EXERCISE OBJECTIVE -
Some lines below hold "this". Pick them out and copy them.

(Component data from apps and pages)
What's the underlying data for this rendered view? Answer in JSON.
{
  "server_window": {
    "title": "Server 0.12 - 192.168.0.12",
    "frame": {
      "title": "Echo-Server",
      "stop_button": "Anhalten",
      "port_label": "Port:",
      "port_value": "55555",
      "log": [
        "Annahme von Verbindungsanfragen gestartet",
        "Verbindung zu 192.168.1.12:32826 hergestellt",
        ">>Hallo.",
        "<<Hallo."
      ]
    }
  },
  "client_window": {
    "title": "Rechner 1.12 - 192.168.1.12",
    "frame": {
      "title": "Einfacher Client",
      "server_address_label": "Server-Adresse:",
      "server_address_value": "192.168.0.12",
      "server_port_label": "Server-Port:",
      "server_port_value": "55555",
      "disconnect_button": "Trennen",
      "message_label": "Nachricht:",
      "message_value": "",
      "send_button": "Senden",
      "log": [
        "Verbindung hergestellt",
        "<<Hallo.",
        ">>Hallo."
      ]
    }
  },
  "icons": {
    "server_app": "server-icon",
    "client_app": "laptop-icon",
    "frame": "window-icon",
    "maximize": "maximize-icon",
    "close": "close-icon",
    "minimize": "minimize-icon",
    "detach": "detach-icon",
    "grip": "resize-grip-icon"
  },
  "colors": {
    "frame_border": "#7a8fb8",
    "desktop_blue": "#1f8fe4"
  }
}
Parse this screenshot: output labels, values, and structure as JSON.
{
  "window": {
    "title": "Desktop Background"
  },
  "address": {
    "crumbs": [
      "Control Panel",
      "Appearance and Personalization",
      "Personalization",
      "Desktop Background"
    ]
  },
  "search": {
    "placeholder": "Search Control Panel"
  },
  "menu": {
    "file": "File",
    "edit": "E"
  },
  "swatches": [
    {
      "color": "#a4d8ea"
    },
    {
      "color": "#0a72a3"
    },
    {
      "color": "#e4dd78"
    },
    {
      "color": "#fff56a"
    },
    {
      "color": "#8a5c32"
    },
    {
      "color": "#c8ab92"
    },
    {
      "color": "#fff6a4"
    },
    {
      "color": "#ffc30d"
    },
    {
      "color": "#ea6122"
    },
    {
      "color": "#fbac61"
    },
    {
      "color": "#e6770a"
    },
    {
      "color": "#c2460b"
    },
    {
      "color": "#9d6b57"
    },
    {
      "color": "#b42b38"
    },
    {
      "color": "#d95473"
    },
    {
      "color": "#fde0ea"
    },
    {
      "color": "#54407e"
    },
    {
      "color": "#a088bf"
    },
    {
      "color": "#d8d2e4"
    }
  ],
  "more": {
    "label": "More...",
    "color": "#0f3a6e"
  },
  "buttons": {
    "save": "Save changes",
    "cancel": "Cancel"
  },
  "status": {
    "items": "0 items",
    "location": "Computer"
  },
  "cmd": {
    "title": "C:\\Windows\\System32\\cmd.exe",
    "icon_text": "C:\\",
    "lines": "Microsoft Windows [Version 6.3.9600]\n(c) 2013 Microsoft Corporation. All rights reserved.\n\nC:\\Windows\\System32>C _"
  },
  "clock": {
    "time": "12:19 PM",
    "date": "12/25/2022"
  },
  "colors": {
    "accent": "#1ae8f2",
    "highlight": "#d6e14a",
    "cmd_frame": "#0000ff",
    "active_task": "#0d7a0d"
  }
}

RESPONSE TO THE EXERCISE -
What's the underlying data for this rendered view? Answer in JSON.
Parse this screenshot: output labels, values, and structure as JSON.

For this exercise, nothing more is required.